■ **Assignment**
Print the records exactly and in full, please; the pictures stay out.

■ **The records**

★ ★ ★

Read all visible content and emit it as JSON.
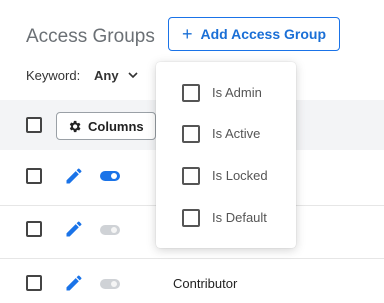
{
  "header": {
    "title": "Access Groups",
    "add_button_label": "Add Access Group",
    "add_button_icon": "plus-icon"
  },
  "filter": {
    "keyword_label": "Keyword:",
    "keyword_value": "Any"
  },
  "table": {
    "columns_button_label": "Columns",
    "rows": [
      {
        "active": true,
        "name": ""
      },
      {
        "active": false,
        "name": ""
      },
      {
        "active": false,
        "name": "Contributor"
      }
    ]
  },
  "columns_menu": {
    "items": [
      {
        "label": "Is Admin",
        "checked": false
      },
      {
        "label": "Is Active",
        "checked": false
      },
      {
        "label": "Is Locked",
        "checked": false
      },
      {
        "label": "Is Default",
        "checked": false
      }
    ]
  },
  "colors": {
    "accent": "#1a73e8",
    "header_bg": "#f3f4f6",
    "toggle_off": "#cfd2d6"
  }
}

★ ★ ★

■ **Response to the task**
Read all visible content and emit it as JSON.
{
  "header": {
    "title": "Access Groups",
    "add_button_label": "Add Access Group",
    "add_button_icon": "plus-icon"
  },
  "filter": {
    "keyword_label": "Keyword:",
    "keyword_value": "Any"
  },
  "table": {
    "columns_button_label": "Columns",
    "rows": [
      {
        "active": true,
        "name": ""
      },
      {
        "active": false,
        "name": ""
      },
      {
        "active": false,
        "name": "Contributor"
      }
    ]
  },
  "columns_menu": {
    "items": [
      {
        "label": "Is Admin",
        "checked": false
      },
      {
        "label": "Is Active",
        "checked": false
      },
      {
        "label": "Is Locked",
        "checked": false
      },
      {
        "label": "Is Default",
        "checked": false
      }
    ]
  },
  "colors": {
    "accent": "#1a73e8",
    "header_bg": "#f3f4f6",
    "toggle_off": "#cfd2d6"
  }
}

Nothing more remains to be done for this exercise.